[Web page and app entries]
★ ★ ★ ★ ★
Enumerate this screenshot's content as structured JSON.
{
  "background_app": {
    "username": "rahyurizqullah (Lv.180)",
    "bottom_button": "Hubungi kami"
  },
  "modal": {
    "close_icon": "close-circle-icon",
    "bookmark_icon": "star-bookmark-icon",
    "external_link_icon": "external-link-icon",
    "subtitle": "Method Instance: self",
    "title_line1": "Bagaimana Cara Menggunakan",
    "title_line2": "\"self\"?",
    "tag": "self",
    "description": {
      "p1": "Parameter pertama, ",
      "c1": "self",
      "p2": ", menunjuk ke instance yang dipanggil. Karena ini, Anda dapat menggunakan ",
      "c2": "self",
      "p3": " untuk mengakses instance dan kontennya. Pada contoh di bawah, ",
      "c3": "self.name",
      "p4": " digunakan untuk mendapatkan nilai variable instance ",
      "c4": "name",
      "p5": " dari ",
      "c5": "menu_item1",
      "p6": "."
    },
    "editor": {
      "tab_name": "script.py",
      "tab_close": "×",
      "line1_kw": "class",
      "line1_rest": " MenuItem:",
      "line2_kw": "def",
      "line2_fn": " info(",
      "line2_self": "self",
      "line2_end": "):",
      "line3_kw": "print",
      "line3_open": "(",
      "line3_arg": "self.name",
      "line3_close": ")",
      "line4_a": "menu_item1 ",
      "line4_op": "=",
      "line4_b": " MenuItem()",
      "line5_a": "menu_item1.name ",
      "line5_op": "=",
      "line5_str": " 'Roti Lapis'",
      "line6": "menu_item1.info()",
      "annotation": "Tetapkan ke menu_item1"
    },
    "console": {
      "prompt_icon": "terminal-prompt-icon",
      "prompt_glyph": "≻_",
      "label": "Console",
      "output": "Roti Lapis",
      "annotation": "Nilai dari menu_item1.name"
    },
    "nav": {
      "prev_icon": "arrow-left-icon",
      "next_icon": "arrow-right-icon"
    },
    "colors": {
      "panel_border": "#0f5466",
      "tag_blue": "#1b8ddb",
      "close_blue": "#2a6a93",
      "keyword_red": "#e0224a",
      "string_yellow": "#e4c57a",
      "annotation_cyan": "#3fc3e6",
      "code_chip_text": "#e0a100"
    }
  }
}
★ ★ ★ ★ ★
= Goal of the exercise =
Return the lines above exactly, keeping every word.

= Output below =
Enumerate this screenshot's content as structured JSON.
{
  "background_app": {
    "username": "rahyurizqullah (Lv.180)",
    "bottom_button": "Hubungi kami"
  },
  "modal": {
    "close_icon": "close-circle-icon",
    "bookmark_icon": "star-bookmark-icon",
    "external_link_icon": "external-link-icon",
    "subtitle": "Method Instance: self",
    "title_line1": "Bagaimana Cara Menggunakan",
    "title_line2": "\"self\"?",
    "tag": "self",
    "description": {
      "p1": "Parameter pertama, ",
      "c1": "self",
      "p2": ", menunjuk ke instance yang dipanggil. Karena ini, Anda dapat menggunakan ",
      "c2": "self",
      "p3": " untuk mengakses instance dan kontennya. Pada contoh di bawah, ",
      "c3": "self.name",
      "p4": " digunakan untuk mendapatkan nilai variable instance ",
      "c4": "name",
      "p5": " dari ",
      "c5": "menu_item1",
      "p6": "."
    },
    "editor": {
      "tab_name": "script.py",
      "tab_close": "×",
      "line1_kw": "class",
      "line1_rest": " MenuItem:",
      "line2_kw": "def",
      "line2_fn": " info(",
      "line2_self": "self",
      "line2_end": "):",
      "line3_kw": "print",
      "line3_open": "(",
      "line3_arg": "self.name",
      "line3_close": ")",
      "line4_a": "menu_item1 ",
      "line4_op": "=",
      "line4_b": " MenuItem()",
      "line5_a": "menu_item1.name ",
      "line5_op": "=",
      "line5_str": " 'Roti Lapis'",
      "line6": "menu_item1.info()",
      "annotation": "Tetapkan ke menu_item1"
    },
    "console": {
      "prompt_icon": "terminal-prompt-icon",
      "prompt_glyph": "≻_",
      "label": "Console",
      "output": "Roti Lapis",
      "annotation": "Nilai dari menu_item1.name"
    },
    "nav": {
      "prev_icon": "arrow-left-icon",
      "next_icon": "arrow-right-icon"
    },
    "colors": {
      "panel_border": "#0f5466",
      "tag_blue": "#1b8ddb",
      "close_blue": "#2a6a93",
      "keyword_red": "#e0224a",
      "string_yellow": "#e4c57a",
      "annotation_cyan": "#3fc3e6",
      "code_chip_text": "#e0a100"
    }
  }
}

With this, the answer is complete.